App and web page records
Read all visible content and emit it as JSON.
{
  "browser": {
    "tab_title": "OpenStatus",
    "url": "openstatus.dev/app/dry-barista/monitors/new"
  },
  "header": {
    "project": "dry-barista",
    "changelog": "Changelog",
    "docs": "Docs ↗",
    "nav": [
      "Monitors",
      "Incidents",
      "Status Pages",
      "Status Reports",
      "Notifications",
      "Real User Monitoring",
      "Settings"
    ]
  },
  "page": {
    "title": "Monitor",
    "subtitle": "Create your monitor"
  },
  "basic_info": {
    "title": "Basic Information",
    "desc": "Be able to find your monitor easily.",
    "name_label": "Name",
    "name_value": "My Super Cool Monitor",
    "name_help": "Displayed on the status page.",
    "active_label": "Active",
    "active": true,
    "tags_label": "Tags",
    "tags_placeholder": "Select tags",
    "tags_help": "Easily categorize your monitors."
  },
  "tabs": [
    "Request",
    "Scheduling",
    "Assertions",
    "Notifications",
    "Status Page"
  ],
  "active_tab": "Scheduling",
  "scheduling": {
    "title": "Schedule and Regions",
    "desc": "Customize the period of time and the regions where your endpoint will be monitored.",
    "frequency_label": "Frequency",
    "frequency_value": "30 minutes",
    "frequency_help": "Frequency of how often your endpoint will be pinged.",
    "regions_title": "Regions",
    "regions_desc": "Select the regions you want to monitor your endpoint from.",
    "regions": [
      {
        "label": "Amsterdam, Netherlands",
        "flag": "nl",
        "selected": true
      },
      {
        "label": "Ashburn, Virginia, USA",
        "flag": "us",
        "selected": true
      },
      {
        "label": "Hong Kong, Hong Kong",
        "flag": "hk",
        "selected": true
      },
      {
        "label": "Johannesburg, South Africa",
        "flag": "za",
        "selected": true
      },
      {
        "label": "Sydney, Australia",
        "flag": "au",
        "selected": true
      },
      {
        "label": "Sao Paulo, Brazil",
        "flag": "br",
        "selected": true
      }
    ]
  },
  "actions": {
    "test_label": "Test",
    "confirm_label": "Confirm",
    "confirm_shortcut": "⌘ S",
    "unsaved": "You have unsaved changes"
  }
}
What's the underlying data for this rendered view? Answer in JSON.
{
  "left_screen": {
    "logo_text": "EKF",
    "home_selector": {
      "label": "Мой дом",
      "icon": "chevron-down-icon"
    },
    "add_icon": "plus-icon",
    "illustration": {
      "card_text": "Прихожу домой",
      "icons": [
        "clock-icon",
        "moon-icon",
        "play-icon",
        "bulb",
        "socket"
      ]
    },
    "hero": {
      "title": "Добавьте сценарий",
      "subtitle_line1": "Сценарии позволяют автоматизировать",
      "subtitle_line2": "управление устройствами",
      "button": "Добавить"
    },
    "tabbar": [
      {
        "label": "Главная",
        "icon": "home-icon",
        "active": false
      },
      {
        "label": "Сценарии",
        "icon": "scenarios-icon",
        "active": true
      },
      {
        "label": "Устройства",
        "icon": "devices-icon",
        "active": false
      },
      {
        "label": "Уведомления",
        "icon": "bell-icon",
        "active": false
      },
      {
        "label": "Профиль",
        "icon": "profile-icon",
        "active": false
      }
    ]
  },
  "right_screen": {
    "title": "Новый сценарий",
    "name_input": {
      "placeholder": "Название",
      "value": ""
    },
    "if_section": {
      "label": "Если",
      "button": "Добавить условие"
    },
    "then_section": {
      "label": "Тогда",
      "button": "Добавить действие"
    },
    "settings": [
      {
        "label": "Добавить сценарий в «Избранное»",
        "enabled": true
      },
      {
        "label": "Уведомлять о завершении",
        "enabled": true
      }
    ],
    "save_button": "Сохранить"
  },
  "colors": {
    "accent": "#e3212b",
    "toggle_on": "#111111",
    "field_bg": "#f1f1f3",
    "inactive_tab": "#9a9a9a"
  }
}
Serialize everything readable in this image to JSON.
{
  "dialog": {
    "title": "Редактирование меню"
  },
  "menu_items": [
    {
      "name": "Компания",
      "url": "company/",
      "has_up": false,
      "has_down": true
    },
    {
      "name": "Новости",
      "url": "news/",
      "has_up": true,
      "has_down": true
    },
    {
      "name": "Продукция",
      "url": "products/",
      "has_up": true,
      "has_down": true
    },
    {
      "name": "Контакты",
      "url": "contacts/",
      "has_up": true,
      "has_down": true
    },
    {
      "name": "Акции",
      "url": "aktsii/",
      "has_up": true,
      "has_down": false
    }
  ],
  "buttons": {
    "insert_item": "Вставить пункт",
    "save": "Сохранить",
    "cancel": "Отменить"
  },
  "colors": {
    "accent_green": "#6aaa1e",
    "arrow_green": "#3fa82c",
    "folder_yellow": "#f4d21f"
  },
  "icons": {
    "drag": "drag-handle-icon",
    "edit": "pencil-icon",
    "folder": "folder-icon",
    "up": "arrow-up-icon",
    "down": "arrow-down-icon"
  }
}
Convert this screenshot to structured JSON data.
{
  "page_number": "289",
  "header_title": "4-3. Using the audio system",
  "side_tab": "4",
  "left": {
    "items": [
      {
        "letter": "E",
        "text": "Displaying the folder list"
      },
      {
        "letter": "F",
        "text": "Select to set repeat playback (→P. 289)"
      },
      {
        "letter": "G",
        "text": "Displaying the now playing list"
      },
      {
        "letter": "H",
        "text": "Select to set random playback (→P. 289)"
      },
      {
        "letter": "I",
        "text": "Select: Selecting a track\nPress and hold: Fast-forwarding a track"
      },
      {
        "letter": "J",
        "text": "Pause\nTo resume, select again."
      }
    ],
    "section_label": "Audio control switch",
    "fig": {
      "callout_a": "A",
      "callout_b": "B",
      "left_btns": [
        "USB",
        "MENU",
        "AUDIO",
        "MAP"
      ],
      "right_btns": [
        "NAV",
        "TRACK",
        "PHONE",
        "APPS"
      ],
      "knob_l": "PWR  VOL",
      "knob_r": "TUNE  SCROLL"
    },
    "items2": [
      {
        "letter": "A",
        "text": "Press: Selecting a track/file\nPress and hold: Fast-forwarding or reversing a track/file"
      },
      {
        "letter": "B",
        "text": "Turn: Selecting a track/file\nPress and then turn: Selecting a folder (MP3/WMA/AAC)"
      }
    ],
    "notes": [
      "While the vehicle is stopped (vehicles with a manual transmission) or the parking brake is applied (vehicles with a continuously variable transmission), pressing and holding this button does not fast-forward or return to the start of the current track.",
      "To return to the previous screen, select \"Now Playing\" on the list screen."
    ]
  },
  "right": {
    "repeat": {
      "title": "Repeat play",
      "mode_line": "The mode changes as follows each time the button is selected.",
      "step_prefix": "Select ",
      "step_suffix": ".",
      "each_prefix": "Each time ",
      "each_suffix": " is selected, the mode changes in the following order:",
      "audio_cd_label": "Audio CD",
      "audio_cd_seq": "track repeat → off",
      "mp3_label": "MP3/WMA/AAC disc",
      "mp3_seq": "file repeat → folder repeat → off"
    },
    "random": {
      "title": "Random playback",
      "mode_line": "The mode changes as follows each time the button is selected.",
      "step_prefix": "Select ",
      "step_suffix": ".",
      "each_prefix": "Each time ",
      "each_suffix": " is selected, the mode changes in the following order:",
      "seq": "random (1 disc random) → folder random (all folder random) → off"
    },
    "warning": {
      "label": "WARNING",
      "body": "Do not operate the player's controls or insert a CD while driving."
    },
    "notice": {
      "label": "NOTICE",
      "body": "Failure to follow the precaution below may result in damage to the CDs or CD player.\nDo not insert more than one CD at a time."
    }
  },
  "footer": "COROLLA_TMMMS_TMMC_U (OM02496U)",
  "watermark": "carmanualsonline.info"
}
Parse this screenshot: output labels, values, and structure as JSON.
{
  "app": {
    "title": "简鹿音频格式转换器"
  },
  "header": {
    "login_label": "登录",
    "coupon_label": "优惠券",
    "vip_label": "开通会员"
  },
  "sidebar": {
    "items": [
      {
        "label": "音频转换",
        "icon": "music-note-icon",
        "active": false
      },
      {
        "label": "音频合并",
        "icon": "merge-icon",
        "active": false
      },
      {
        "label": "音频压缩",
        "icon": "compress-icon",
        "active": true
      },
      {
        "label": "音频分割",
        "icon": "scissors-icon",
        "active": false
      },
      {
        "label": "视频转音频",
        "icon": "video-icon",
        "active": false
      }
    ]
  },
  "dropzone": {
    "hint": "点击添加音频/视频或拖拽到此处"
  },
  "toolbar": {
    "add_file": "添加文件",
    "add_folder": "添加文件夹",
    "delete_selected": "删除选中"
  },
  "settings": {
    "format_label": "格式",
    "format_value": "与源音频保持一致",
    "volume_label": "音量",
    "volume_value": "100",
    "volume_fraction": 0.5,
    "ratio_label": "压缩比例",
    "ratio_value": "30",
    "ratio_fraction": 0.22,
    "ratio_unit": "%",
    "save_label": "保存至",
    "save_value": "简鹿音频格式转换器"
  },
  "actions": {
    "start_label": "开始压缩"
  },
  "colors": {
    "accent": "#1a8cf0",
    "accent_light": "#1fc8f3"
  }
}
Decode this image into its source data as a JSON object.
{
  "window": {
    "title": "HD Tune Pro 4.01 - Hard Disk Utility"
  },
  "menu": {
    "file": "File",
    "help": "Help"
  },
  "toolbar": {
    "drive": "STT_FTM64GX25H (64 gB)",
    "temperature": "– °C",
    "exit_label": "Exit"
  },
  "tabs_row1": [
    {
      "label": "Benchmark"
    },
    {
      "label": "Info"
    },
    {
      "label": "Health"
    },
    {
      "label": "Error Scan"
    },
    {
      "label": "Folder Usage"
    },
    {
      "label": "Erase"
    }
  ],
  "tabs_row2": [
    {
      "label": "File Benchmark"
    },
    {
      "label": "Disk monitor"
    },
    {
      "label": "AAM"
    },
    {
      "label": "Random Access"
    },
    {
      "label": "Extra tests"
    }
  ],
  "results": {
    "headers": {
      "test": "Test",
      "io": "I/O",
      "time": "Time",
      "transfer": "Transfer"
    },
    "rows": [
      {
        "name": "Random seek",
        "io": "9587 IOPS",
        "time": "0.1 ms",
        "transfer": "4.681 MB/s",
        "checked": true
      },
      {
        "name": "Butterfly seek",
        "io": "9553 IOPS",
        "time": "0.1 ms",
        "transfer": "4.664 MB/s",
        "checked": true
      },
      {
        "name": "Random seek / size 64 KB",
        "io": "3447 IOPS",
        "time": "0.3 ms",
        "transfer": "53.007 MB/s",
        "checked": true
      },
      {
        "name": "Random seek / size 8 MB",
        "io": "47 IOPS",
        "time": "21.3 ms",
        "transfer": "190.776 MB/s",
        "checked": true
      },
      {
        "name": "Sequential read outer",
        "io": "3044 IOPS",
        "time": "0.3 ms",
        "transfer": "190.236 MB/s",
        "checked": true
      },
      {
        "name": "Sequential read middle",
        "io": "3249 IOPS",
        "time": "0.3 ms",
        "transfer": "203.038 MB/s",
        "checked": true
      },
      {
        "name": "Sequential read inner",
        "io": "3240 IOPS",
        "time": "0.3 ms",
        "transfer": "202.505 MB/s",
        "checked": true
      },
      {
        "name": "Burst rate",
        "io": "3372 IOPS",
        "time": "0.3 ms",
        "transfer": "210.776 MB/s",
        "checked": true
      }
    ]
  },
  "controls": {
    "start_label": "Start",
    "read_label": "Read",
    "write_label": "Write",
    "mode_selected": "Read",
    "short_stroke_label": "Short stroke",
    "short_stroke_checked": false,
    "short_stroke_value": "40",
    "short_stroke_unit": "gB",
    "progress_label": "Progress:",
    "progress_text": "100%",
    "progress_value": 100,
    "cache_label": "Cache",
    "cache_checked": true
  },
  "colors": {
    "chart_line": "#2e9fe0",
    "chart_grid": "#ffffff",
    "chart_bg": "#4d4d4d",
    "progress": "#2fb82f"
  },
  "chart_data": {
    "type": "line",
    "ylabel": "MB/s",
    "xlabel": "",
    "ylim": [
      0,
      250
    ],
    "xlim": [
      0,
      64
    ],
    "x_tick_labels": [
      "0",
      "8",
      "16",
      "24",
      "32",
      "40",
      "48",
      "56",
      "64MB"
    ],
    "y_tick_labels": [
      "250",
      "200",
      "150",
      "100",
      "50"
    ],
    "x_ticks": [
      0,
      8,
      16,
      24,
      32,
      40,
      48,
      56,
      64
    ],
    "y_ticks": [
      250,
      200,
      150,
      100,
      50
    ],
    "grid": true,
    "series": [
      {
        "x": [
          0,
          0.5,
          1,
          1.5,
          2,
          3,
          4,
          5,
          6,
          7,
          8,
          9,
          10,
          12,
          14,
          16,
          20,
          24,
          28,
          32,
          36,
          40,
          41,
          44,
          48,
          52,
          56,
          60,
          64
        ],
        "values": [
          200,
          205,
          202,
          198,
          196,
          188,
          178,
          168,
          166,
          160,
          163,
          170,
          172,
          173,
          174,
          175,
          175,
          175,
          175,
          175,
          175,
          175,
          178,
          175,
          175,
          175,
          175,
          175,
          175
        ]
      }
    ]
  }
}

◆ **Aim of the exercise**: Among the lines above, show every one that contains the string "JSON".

◆ **Solution to this task**:
Read all visible content and emit it as JSON.
What's the underlying data for this rendered view? Answer in JSON.
Serialize everything readable in this image to JSON.
Convert this screenshot to structured JSON data.
Parse this screenshot: output labels, values, and structure as JSON.
Decode this image into its source data as a JSON object.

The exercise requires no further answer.